Program Coordinator and Lead Faculty, Multimedia Technology Faculty, Game DesignRichland College
Dan Dao serves as faculty for two programs at Richland College: Interactive Simulation and Game Technology and Digital Forensics. He teaches Game Design I in the Digital Forensics program and Programming and Level Design in the Interactive Simulation and Game Technology program. Dan wrote his first “Hello World” program at the age of 12 using Basic programming, a procedural language. Changing from the procedural method of thinking, he made the shift to Object-Oriented Programming (OOP) with game programming languages in C++, Java, Unreal Scripts, Flash Action Scripts and Python.
A graduate of Plano East High School, Dan earned a bachelor’s degree in speech pathology and audiology and a master’s degree in computer science, both from the University of Texas at Dallas. A software programmer for Nortel and Ericsson Telecom Corridor corporations in the mid 1990s, he transitioned into higher education in the late 1990s, serving as Richland College’s dean of information technology from 2004 to 2006.

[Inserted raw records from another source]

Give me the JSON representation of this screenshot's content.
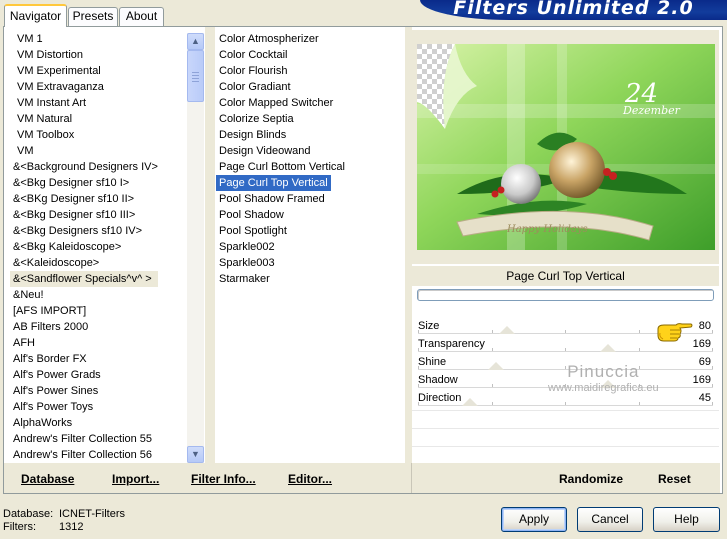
{
  "app": {
    "title": "Filters Unlimited 2.0"
  },
  "tabs": [
    {
      "label": "Navigator",
      "active": true
    },
    {
      "label": "Presets",
      "active": false
    },
    {
      "label": "About",
      "active": false
    }
  ],
  "categories": {
    "items": [
      "VM 1",
      "VM Distortion",
      "VM Experimental",
      "VM Extravaganza",
      "VM Instant Art",
      "VM Natural",
      "VM Toolbox",
      "VM",
      "&<Background Designers IV>",
      "&<Bkg Designer sf10 I>",
      "&<BKg Designer sf10 II>",
      "&<Bkg Designer sf10 III>",
      "&<Bkg Designers sf10 IV>",
      "&<Bkg Kaleidoscope>",
      "&<Kaleidoscope>",
      "&<Sandflower Specials^v^ >",
      "&Neu!",
      "[AFS IMPORT]",
      "AB Filters 2000",
      "AFH",
      "Alf's Border FX",
      "Alf's Power Grads",
      "Alf's Power Sines",
      "Alf's Power Toys",
      "AlphaWorks",
      "Andrew's Filter Collection 55",
      "Andrew's Filter Collection 56"
    ],
    "selected_index": 15
  },
  "filters": {
    "items": [
      "Color Atmospherizer",
      "Color Cocktail",
      "Color Flourish",
      "Color Gradiant",
      "Color Mapped Switcher",
      "Colorize Septia",
      "Design Blinds",
      "Design Videowand",
      "Page Curl Bottom Vertical",
      "Page Curl Top Vertical",
      "Pool Shadow Framed",
      "Pool Shadow",
      "Pool Spotlight",
      "Sparkle002",
      "Sparkle003",
      "Starmaker"
    ],
    "selected_index": 9
  },
  "preview": {
    "date_number": "24",
    "date_text": "Dezember",
    "banner_text": "Happy Holidays",
    "filter_name": "Page Curl Top Vertical",
    "progress": 0
  },
  "parameters": [
    {
      "label": "Size",
      "value": "80",
      "level": 0.31
    },
    {
      "label": "Transparency",
      "value": "169",
      "level": 0.66
    },
    {
      "label": "Shine",
      "value": "69",
      "level": 0.27
    },
    {
      "label": "Shadow",
      "value": "169",
      "level": 0.66
    },
    {
      "label": "Direction",
      "value": "45",
      "level": 0.18
    }
  ],
  "watermark": {
    "name": "Pinuccia",
    "site": "www.maidiregrafica.eu"
  },
  "links": {
    "database": "Database",
    "import": "Import...",
    "filter_info": "Filter Info...",
    "editor": "Editor...",
    "randomize": "Randomize",
    "reset": "Reset"
  },
  "status": {
    "database_label": "Database:",
    "database_value": "ICNET-Filters",
    "filters_label": "Filters:",
    "filters_value": "1312"
  },
  "buttons": {
    "apply": "Apply",
    "cancel": "Cancel",
    "help": "Help"
  },
  "colors": {
    "selection": "#316ac5",
    "banner": "#0a2a8a",
    "face": "#ece9d8"
  },
  "icons": {
    "hand": "pointing-hand-icon",
    "scroll_up": "chevron-up-icon",
    "scroll_down": "chevron-down-icon"
  }
}
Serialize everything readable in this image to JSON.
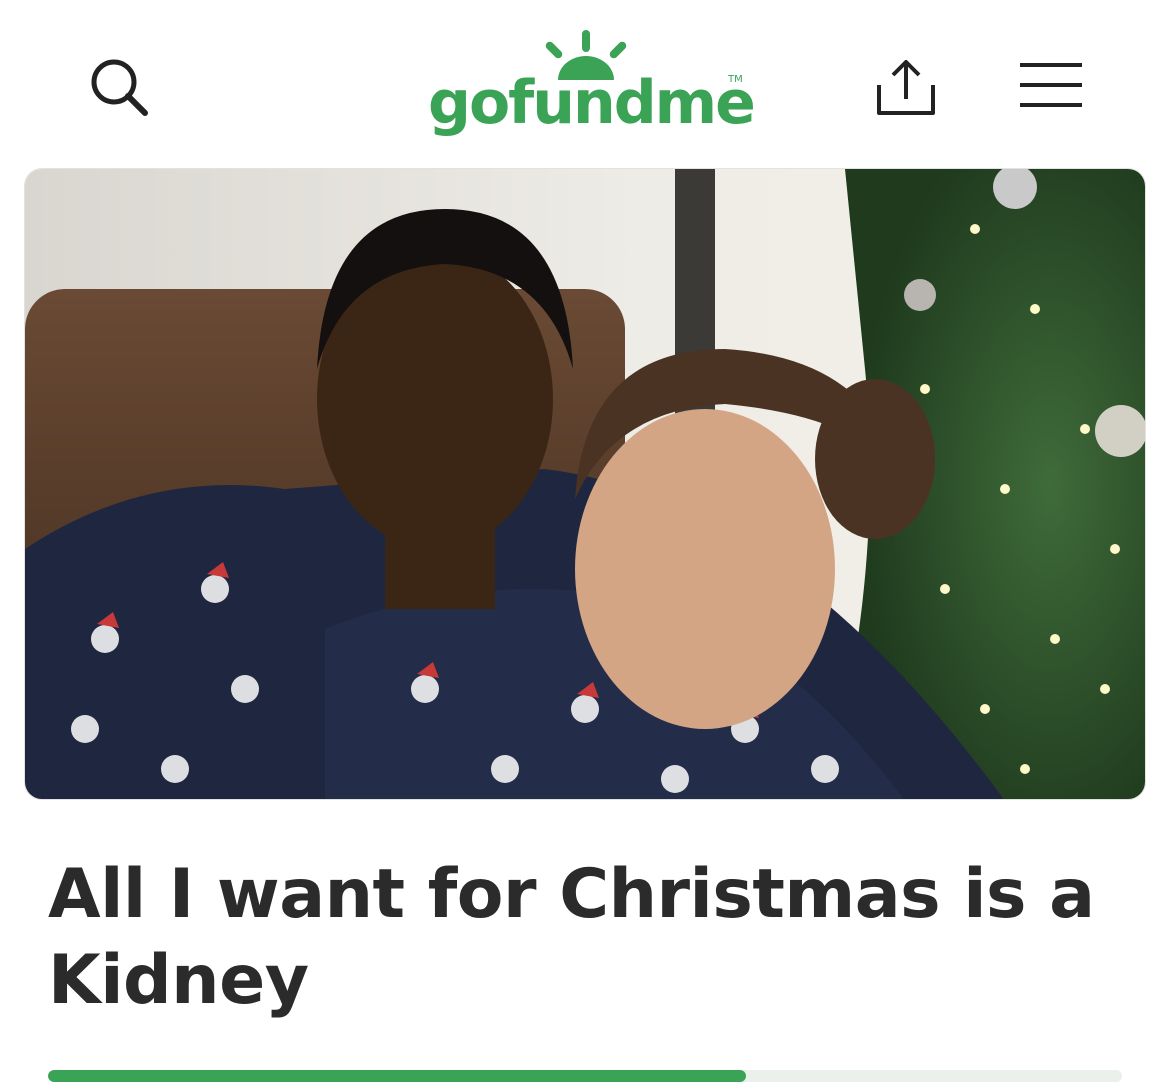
{
  "header": {
    "logo_text": "gofundme",
    "logo_tm": "TM",
    "search_icon": "search-icon",
    "share_icon": "share-icon",
    "menu_icon": "hamburger-menu-icon"
  },
  "campaign": {
    "title": "All I want for Christmas is a Kidney",
    "progress_fraction": 0.65
  },
  "colors": {
    "brand_green": "#3aa356",
    "title_text": "#2b2b2b",
    "progress_track": "#e9f1ea"
  }
}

As a graduate student, he wrote PC role-playing games and networked his neighborhood for multi-player games. His favorite games include Final Fantasy, Guitar Hero, Kingdom Hearts, Guild Wars, Unreal Tournament, Half-Life, Microsoft Flight Simulator and Call of Duty. His current research and development project is XNA Game Studio Express and DirectX. He is a proponent of open source technology.
Dan was instrumental in developing Richland’s Digital Forensics program. The program is a partnership between the college and the Cyber Security Education Consortium (CSEC) through a National Science Foundation Grant. Dan teaches the Data Collection course in the Digital Forensics program.
Dan also works in the e-commerce industry to develop secure codes that can withstand repeated attacks to test applications for security flaws. This technique includes updating information about threat modeling, designing a security process, handling international and file-system issues, adding privacy to applications and performing security code reviews.